== Segment start ==

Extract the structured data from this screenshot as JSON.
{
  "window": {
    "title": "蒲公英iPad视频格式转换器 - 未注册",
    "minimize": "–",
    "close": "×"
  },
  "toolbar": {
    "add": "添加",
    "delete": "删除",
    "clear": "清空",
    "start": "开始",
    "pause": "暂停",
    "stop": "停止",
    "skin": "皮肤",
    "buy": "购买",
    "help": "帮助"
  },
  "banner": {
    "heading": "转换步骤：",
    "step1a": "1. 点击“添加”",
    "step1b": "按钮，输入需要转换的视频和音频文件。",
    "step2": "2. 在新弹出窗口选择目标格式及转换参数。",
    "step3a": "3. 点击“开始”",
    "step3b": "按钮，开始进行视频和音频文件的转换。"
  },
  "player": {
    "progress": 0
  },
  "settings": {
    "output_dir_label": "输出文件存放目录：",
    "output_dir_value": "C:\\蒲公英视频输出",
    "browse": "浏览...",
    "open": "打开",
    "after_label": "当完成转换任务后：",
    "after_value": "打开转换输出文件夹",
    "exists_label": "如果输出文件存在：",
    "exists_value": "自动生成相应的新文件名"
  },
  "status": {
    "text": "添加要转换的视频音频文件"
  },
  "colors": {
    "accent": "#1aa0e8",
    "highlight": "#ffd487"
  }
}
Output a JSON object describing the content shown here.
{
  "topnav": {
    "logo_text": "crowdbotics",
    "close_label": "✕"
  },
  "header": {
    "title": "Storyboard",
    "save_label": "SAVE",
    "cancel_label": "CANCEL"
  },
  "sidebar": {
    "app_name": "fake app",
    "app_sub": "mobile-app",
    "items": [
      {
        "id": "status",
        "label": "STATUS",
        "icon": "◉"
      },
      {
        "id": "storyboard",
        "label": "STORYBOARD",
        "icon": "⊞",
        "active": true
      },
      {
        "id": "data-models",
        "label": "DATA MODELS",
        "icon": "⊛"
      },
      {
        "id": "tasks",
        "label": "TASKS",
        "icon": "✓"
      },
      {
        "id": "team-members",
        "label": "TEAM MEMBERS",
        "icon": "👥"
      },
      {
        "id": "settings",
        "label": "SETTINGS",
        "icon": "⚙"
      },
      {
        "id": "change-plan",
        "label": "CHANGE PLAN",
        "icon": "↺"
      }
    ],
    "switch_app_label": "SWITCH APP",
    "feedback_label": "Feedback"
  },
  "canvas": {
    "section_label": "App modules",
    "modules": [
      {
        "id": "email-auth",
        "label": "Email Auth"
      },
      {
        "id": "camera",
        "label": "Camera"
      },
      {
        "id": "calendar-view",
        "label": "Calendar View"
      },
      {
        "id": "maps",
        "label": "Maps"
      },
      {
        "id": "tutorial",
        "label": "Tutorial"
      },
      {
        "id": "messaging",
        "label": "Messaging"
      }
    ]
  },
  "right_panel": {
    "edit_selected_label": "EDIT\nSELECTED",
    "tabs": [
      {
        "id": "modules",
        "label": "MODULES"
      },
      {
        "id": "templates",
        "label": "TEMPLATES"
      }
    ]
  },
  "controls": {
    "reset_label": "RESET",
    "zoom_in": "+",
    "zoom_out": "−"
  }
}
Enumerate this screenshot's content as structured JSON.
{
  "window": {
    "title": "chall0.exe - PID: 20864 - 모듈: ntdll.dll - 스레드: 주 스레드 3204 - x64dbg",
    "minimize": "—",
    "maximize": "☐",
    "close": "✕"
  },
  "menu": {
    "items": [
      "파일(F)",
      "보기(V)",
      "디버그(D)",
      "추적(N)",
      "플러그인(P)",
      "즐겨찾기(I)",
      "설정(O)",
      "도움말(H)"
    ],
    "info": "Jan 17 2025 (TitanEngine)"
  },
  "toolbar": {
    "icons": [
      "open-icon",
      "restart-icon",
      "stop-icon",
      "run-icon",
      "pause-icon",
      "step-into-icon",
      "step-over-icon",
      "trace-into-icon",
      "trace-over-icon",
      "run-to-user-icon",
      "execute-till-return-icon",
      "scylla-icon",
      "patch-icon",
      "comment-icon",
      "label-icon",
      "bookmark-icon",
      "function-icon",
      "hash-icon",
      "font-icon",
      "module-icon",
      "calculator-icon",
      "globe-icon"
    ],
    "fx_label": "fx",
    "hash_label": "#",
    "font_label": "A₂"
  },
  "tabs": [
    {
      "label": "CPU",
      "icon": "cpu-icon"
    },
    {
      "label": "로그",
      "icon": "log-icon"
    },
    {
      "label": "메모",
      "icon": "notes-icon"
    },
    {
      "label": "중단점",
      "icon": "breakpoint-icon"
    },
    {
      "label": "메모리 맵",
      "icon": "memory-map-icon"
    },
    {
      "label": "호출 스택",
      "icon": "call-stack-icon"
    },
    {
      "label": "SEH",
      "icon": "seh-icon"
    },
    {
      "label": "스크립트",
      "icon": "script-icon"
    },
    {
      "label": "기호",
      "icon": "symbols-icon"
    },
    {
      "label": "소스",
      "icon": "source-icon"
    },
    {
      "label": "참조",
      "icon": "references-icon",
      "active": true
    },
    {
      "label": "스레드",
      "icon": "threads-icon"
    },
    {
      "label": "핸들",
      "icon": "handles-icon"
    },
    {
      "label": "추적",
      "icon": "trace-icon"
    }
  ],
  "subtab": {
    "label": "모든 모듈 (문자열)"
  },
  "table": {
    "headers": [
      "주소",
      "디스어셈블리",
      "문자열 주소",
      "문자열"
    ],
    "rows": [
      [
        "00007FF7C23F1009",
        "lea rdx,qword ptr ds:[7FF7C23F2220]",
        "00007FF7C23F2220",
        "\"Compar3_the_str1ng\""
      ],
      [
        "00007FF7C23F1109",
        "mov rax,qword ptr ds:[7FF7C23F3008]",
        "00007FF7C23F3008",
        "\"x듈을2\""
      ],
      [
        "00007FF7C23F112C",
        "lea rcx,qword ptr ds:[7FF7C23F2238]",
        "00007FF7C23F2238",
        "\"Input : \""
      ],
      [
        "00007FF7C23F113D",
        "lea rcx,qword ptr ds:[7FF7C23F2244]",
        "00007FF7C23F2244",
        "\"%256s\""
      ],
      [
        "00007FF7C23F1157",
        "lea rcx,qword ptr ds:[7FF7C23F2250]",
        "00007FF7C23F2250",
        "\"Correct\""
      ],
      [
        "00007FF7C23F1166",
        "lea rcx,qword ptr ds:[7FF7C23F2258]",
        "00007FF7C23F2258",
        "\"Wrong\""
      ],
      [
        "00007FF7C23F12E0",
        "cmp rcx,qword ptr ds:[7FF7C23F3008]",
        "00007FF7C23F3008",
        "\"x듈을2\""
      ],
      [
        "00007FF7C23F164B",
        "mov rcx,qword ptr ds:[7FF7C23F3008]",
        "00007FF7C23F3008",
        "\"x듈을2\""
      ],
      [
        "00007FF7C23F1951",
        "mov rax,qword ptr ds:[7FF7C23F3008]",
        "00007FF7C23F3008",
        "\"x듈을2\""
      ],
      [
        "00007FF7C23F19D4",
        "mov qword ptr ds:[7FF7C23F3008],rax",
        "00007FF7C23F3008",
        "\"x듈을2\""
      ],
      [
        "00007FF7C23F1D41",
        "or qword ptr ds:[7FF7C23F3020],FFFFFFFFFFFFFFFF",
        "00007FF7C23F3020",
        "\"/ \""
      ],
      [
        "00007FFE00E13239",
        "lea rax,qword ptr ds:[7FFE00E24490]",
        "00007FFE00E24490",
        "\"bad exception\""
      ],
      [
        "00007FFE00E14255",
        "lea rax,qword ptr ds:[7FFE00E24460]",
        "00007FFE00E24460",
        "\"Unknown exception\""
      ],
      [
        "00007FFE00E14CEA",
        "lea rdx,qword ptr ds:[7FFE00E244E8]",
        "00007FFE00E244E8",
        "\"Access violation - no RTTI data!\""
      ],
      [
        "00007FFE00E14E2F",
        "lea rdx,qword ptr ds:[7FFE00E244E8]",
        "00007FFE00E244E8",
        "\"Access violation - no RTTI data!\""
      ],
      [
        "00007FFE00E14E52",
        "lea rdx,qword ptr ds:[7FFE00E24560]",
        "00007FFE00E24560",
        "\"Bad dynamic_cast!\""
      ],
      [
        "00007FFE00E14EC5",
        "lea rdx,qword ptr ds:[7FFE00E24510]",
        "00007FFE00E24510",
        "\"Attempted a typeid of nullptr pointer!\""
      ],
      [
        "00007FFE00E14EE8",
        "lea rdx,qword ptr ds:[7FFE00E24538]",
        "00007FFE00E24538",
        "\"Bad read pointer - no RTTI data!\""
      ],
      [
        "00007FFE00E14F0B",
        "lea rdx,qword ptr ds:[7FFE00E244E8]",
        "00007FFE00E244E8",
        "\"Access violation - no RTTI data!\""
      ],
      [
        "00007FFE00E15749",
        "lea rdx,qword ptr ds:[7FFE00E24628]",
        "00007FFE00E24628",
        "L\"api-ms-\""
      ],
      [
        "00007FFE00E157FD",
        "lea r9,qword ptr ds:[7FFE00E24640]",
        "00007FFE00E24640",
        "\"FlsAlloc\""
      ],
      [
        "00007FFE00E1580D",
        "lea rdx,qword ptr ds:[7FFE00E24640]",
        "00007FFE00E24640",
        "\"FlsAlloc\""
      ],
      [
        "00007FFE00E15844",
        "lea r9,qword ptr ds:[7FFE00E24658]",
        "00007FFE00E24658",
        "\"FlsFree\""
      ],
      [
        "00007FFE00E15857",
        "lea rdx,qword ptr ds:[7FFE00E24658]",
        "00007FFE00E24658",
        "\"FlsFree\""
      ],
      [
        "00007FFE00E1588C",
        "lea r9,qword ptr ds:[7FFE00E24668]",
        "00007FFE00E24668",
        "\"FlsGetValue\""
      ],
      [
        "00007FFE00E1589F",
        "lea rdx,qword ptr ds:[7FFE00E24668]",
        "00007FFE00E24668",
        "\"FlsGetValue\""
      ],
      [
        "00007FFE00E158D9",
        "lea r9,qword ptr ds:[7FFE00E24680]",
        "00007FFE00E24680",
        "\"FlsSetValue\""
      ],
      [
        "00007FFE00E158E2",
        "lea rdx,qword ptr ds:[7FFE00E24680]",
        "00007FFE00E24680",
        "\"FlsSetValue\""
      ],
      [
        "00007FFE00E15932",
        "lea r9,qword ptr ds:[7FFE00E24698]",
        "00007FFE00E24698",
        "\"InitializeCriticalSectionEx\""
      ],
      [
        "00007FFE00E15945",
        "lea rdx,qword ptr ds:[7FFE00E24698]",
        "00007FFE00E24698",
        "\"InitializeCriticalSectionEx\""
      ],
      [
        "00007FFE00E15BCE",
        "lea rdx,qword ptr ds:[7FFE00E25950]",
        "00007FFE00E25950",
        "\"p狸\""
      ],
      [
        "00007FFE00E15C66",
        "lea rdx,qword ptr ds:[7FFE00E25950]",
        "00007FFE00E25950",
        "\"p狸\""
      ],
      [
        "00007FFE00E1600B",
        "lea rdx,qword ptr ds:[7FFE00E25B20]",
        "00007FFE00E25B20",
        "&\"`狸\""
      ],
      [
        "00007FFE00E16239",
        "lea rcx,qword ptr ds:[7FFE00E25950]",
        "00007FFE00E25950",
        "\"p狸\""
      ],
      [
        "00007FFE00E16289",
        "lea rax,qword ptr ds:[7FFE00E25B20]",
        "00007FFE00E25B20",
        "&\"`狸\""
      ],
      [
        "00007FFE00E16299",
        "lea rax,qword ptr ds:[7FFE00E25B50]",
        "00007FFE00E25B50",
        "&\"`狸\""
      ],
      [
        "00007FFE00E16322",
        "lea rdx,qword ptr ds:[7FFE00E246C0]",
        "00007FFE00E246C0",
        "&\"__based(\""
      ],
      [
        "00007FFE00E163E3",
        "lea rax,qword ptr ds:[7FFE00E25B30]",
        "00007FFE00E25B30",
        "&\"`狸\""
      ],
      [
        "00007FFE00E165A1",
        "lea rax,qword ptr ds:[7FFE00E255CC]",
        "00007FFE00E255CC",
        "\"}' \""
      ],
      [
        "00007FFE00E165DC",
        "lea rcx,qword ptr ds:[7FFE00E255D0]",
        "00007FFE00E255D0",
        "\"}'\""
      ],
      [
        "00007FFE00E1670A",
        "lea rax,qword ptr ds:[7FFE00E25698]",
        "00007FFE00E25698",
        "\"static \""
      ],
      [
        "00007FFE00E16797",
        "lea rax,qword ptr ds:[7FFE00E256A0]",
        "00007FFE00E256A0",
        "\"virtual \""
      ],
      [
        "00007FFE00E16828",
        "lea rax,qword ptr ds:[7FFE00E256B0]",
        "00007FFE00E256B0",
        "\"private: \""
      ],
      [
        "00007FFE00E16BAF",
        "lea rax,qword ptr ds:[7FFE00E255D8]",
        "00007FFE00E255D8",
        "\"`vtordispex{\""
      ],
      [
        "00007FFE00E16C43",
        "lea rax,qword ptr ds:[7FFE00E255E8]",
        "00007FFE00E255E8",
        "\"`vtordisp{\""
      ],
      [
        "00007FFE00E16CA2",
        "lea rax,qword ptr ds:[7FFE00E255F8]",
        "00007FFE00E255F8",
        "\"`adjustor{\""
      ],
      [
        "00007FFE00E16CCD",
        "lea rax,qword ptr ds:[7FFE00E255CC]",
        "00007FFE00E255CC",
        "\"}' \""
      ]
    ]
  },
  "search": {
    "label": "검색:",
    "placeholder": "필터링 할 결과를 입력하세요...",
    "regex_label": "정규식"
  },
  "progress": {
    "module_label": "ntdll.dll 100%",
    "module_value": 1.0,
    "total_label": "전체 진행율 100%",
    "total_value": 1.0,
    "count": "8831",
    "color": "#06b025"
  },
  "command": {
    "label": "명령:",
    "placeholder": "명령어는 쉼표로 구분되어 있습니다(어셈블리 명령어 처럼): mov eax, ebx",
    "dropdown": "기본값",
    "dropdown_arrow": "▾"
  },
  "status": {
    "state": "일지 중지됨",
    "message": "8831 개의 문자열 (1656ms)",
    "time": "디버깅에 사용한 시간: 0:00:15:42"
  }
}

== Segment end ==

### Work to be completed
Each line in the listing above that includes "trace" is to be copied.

### Expected answer
      "trace-into-icon",
      "trace-over-icon",
      "icon": "trace-icon"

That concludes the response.